Global equities boutique fund manager Alphinity Investment Management has launched a global sustainable strategy aligned with the UN Sustainable Development Goals (SDGs).
The Alphinity Global Sustainable Equity Fund is a concentrated fund seeking to invest in a diversified portfolio of leading sustainable companies that offer attractive financial returns, have strong ESG practices, and are aligned with one or more of the 17 SDGs.
"This fund is designed around the SDGs, and we are looking for stocks that are doing good, which we determine as companies that are providing an overall positive benefit to the UN SDG," said Alphinity ESG and sustainability manager Jessica Cairns. "We have a vigorous process for determining, essentially, which companies are operating well and have strong ESG management practices."
The fund is not defined as an impact fund as such, but seeks to find companies that have positive benefits that align to the 169 targets within the 17 SDGs, Cairns said.
"There are not many companies out there that have a 100% perfect track record, so we recognise the positive benefits, the negative benefits and net that scoring out to try to find companies that are overall doing good," she said.
The fund screens out tobacco and controversial weapons, as well as companies that generate more than 5% of revenue from the production of fossil fuels, controversial fuels such as uranium, gold mining where gold is the primary purpose of the mine, factory farming, live exports, predatory lending, alcohol and gambling, and old growth forestry logging, noted portfolio manager Jeff Thomson.
The fund also screens out companies that have demonstrated poor management of ESG issues such as breaching human rights principles, unnecessary pollution or avoiding a fair share of tax payments. Alphinity uses ESG research provider, MSCI for their ESG ratings.
Alphinity also uses a Sustainable Compliance Committee to assess companies where nuance is needed. That committee includes Elaine Prior, an award-winning ESG pioneer and former managing director at Citi Research in Sydney, and lawyer Melissa Stewart, a Canadian modern slavery and human rights expert.
"We do the work internally and we have a rigorous and transparent methodology, but we use that committee to do that oversight," Thomson said. "That allows us to be as transparent as we possibly can be, consistent with the way we value these investments."

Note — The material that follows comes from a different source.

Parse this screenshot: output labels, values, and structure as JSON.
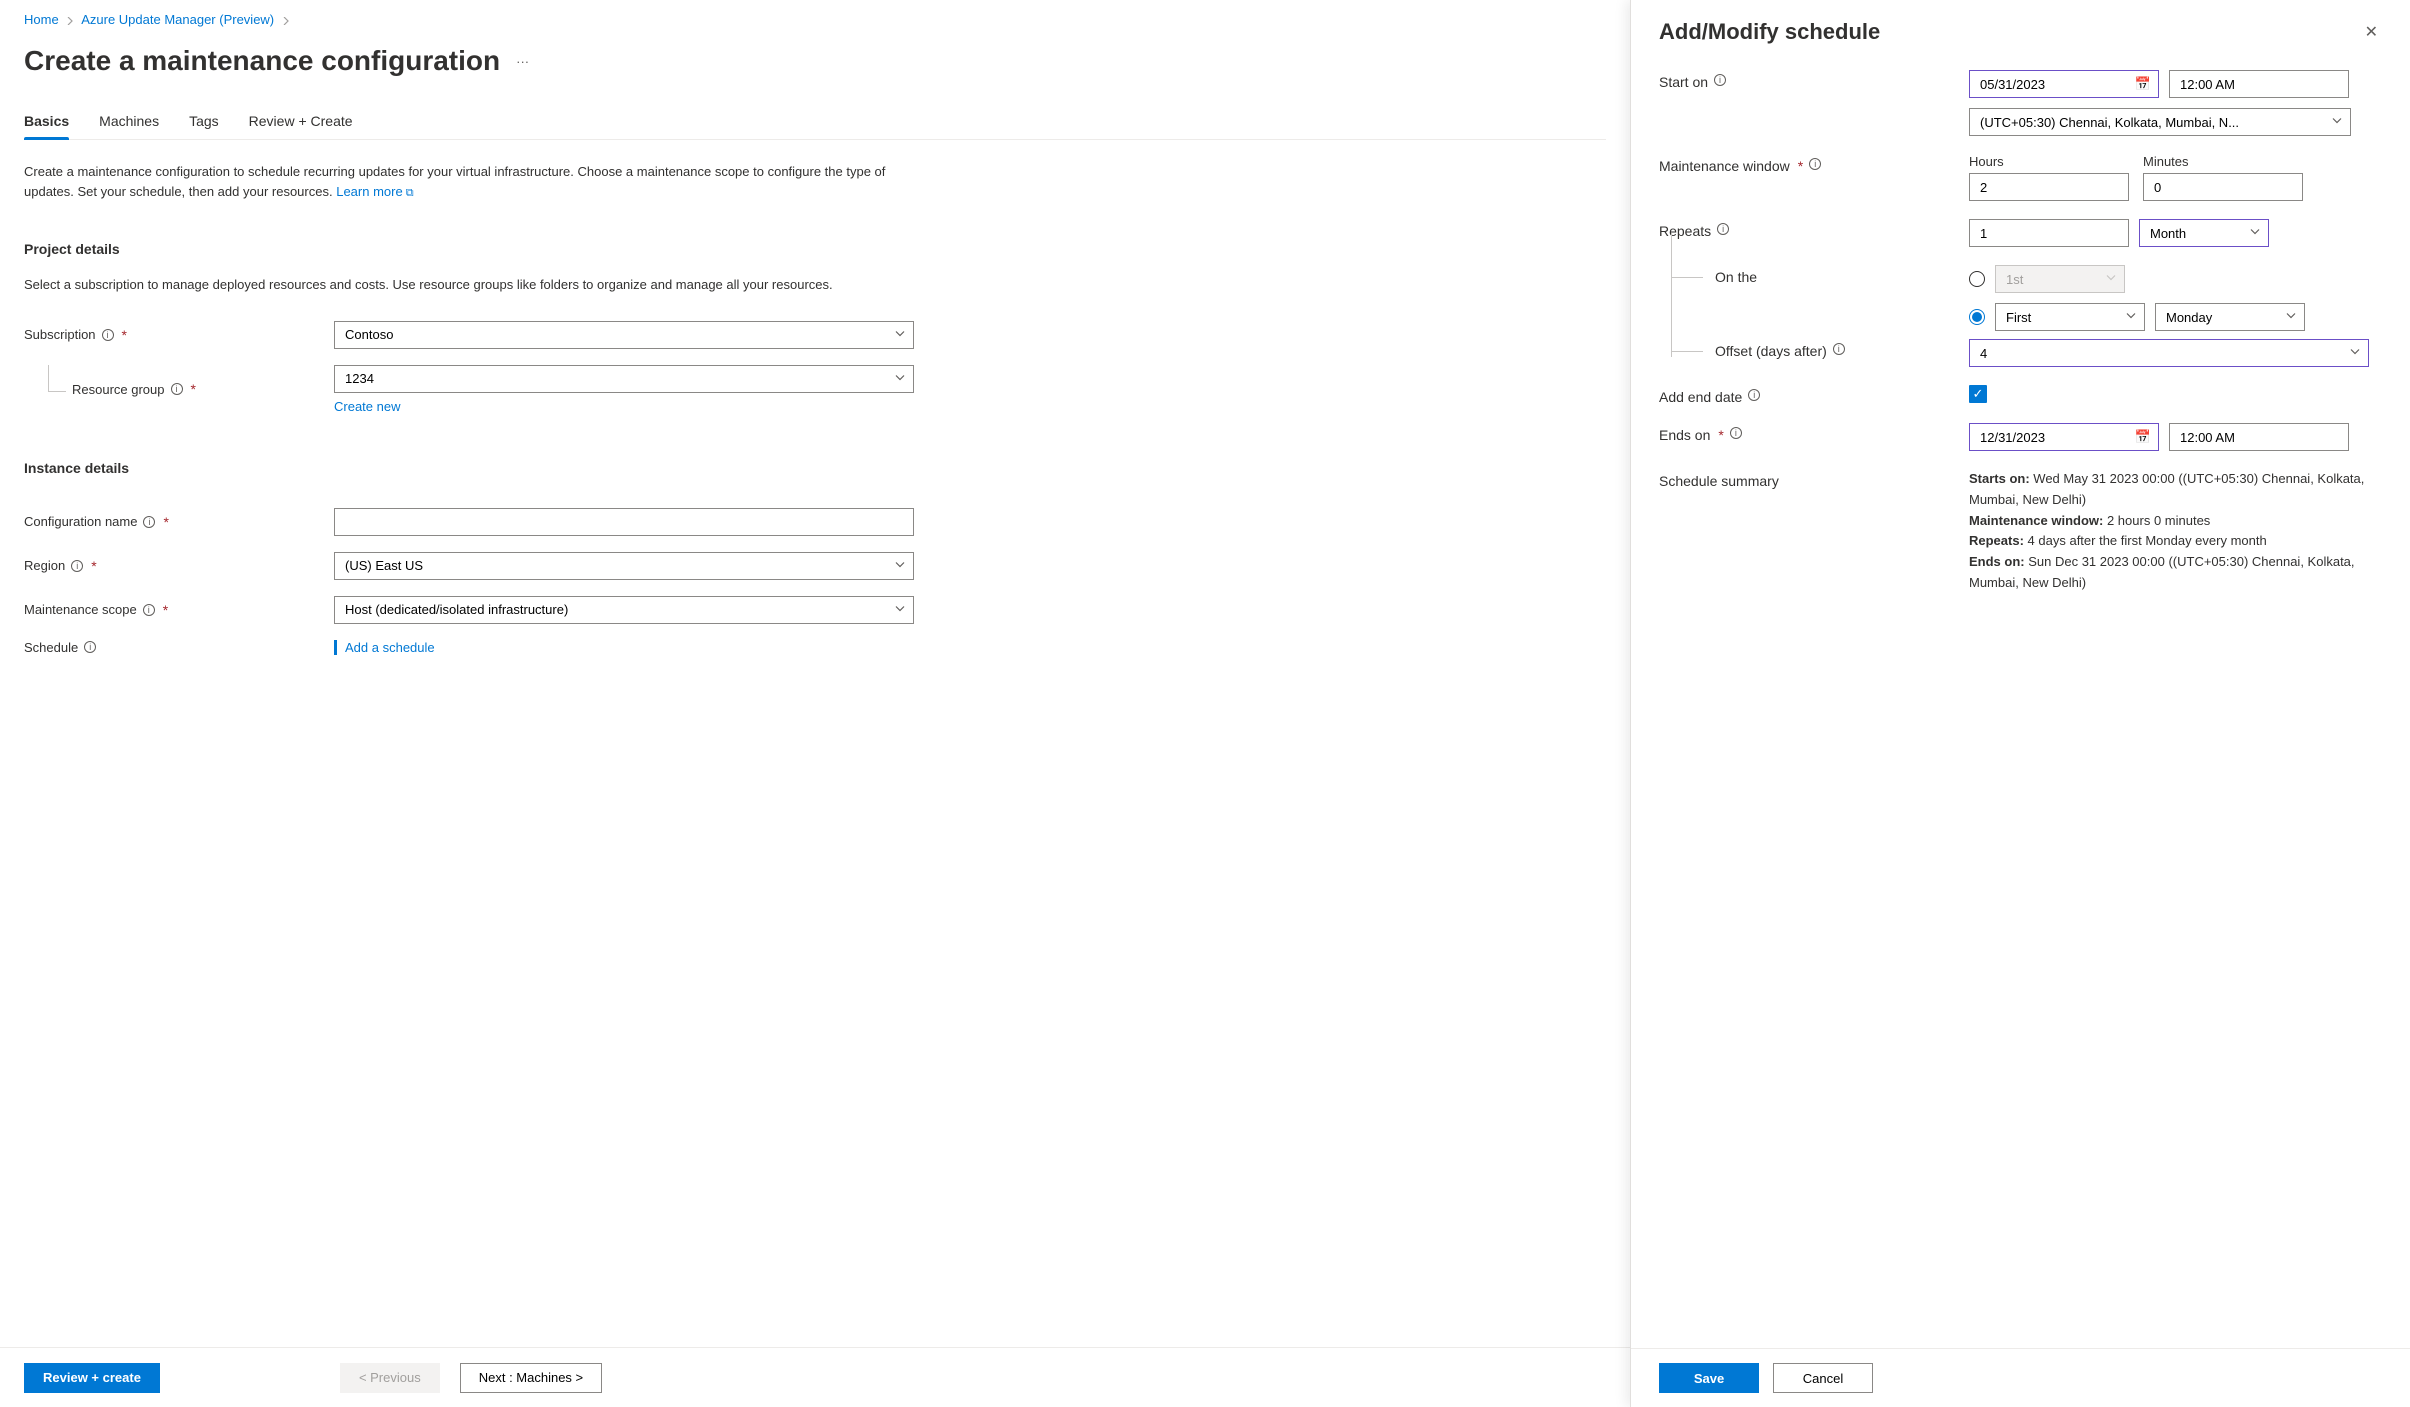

Thomson noted that while Cairns and the committee define the universe of stocks that fit with the investment process, the Alphinity investment team selects stock on a bottom-up basis to create the portfolio, which will hold between 25 and 35 stocks in total.
"We can find companies that fit the criteria across most sectors, with the possible exception of the energy sector, which for obvious reasons are problematic given fossil fuel exposures, but beyond that, we have a good and wide representation of geographies and industries," Thomson said.